Recovering Fraudulent Claims for Australian Federal Expenditure on Pharmaceuticals and Medical Devices
Journal of Law & Medicine, Vol. 18, No. 2, pp. 302-315, 2010
14 Pages Posted: 19 Dec 2010
Date Written: December 18, 2010
The Australian Federal Government expends increasingly large amounts of money on pharmaceuticals and medical devices. It is likely, given government experience in other jurisdictions, that a significant proportion of this expenditure is paid as a result of fraudulent claims presented by corporations. In the United States, legislation such as the False Claims Act 1986 (US), the Fraud Enforcement and Recovery Act 2009 (US), the Stark (Physician Self-Referral) Statute 1995 (US), the Anti-Kickback Statute 1972 (US), the Food, Drug and Cosmetic Act 1938 (US), the Social Security Act 1965 (US), and the Patient Protection and Affordable Care Act 2010 (US) has created systematic processes allowing the United States Federal Government to recover billions of dollars in fraudulently made claims in the health and procurement areas. The crucial component involves the creation of ﬁnancial incentives for information about fraud to be revealed from within the corporate sector to the appropriate state officials. This article explores the opportunities for creating a similar system in Australia in the health care setting.

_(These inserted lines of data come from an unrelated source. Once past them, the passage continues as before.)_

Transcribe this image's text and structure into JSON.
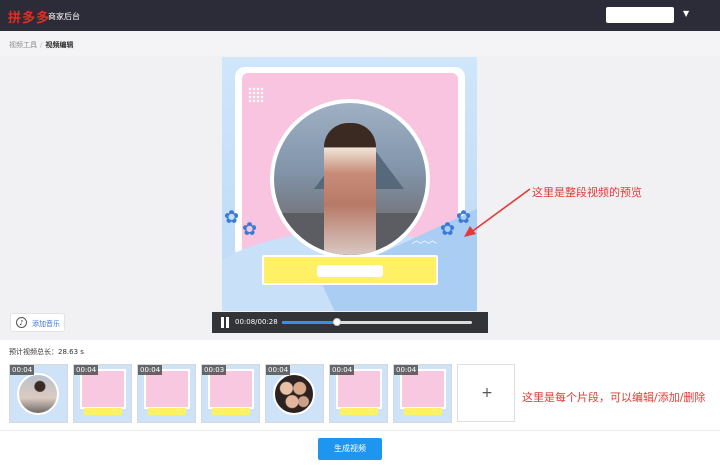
{
  "header": {
    "logo_text": "拼多多",
    "logo_subtitle": "商家后台"
  },
  "breadcrumb": {
    "items": [
      "视频工具",
      "视频编辑"
    ],
    "separator": "/"
  },
  "player": {
    "time": "00:08/00:28",
    "progress": 0.29
  },
  "music_button": {
    "label": "添加音乐"
  },
  "annotations": {
    "preview_note": "这里是整段视频的预览",
    "clips_note": "这里是每个片段，可以编辑/添加/删除"
  },
  "timeline": {
    "total_label": "预计视频总长：28.63 s",
    "clips": [
      {
        "duration": "00:04",
        "thumb": "person"
      },
      {
        "duration": "00:04",
        "thumb": "template"
      },
      {
        "duration": "00:04",
        "thumb": "template"
      },
      {
        "duration": "00:03",
        "thumb": "template"
      },
      {
        "duration": "00:04",
        "thumb": "faces"
      },
      {
        "duration": "00:04",
        "thumb": "template"
      },
      {
        "duration": "00:04",
        "thumb": "template"
      }
    ],
    "add_symbol": "+"
  },
  "footer": {
    "generate_label": "生成视频"
  },
  "colors": {
    "brand": "#e02e24",
    "accent": "#1e96f0",
    "annotation": "#e53935",
    "topbar": "#2c2c38"
  }
}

Keywords: Fraud, ANti-Trust, Qui Tam, False Claims, Pharmaceutical Industry, Health Care Industry, Kick Backs
JEL Classification: E61, H51
Suggested Citation: Suggested Citation